- **Task objective**: Look through the listing for the string "JSON" and copy out every line that holds it.
Available data below:
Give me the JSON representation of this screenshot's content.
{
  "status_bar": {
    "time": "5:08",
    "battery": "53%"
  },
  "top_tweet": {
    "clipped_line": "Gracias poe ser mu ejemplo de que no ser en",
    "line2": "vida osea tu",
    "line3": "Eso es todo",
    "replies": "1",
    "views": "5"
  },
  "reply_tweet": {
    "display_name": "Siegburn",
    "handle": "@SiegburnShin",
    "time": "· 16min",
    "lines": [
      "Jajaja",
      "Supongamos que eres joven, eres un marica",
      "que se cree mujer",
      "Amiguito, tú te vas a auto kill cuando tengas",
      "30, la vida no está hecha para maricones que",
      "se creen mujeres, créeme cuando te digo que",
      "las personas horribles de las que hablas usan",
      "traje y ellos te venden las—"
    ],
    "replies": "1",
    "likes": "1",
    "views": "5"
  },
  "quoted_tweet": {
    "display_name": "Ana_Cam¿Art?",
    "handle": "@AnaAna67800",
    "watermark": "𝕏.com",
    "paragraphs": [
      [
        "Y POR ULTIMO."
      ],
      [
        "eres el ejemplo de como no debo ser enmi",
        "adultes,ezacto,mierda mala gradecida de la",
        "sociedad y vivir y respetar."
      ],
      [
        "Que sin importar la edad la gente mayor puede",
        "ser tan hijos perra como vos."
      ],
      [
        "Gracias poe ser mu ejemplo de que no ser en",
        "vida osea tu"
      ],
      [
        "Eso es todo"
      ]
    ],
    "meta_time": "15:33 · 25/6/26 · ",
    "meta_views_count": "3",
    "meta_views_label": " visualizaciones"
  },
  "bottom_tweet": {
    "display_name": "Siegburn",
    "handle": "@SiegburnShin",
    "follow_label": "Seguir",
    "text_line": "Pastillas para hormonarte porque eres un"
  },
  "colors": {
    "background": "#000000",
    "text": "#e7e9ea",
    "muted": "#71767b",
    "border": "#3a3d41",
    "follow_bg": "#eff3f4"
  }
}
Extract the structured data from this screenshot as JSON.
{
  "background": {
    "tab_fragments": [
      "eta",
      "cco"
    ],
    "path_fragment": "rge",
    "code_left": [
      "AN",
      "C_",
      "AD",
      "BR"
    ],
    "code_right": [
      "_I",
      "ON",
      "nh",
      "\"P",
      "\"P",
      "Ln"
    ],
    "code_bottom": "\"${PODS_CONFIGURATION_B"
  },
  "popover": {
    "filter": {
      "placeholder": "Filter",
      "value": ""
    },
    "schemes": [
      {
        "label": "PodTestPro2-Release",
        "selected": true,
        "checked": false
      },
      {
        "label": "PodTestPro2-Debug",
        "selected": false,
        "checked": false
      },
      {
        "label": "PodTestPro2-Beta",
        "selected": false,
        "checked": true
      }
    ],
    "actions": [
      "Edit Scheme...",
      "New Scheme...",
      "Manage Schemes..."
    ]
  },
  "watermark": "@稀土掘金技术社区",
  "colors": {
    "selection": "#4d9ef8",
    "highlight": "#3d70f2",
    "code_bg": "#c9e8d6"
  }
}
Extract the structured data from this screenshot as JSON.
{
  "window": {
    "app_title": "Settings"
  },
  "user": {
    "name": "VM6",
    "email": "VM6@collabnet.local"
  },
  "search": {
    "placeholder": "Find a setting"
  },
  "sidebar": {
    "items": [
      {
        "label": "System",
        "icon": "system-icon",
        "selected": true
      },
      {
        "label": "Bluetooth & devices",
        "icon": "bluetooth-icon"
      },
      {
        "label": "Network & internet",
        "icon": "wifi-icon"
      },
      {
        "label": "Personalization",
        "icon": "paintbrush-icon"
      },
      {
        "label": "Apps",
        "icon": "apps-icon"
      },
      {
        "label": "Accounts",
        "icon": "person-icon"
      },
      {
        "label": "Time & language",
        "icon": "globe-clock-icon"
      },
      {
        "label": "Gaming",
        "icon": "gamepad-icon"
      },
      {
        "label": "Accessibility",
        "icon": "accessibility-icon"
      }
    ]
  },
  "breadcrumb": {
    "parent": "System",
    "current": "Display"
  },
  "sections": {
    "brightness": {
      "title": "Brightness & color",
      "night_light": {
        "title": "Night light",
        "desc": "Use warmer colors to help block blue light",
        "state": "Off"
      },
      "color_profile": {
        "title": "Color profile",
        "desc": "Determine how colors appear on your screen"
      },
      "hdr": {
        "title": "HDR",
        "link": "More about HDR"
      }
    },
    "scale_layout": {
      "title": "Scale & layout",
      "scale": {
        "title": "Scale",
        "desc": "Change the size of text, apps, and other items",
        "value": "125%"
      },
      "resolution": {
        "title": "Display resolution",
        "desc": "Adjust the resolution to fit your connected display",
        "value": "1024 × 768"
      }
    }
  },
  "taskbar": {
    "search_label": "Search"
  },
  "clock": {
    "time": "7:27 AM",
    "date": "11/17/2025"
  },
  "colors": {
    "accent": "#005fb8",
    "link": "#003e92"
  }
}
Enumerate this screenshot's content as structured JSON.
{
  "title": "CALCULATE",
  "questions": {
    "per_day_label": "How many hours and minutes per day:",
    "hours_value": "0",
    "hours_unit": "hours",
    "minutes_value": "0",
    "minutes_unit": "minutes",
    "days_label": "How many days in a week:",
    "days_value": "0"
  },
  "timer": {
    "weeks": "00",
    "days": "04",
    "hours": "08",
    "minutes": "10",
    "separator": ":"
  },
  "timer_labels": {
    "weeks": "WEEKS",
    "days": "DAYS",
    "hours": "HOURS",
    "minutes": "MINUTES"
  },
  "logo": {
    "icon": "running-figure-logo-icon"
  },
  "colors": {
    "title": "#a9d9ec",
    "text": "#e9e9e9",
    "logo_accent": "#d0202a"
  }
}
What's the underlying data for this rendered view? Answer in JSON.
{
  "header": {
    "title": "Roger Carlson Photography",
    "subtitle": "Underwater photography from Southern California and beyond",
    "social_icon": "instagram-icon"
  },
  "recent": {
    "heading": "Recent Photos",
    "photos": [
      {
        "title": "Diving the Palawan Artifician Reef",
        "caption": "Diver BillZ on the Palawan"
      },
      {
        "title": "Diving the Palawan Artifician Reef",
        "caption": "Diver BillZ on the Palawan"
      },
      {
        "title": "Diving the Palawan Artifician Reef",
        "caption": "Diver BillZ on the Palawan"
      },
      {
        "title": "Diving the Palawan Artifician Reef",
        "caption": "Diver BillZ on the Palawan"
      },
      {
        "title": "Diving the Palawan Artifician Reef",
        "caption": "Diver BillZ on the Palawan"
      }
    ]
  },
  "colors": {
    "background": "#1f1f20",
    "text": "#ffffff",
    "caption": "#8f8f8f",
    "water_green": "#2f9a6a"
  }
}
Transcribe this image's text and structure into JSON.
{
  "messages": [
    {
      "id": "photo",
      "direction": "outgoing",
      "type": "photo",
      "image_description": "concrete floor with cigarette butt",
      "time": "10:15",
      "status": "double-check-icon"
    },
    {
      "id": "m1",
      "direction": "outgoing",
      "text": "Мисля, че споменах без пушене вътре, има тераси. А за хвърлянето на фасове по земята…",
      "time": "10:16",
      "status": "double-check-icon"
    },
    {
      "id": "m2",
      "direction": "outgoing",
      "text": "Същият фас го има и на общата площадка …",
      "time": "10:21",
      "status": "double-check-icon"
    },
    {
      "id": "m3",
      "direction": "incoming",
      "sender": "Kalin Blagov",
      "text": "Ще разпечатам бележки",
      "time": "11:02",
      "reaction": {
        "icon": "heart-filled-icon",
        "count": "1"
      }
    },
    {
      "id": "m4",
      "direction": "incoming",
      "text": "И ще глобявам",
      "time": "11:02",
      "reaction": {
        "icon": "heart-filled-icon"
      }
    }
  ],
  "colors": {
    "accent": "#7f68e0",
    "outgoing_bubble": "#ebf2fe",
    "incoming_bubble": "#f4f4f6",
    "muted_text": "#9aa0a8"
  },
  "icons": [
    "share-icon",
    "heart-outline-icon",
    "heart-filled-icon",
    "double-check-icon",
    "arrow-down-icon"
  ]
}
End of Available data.
- **Answer section**:
Give me the JSON representation of this screenshot's content.
Extract the structured data from this screenshot as JSON.
Extract the structured data from this screenshot as JSON.
Enumerate this screenshot's content as structured JSON.
What's the underlying data for this rendered view? Answer in JSON.
Transcribe this image's text and structure into JSON.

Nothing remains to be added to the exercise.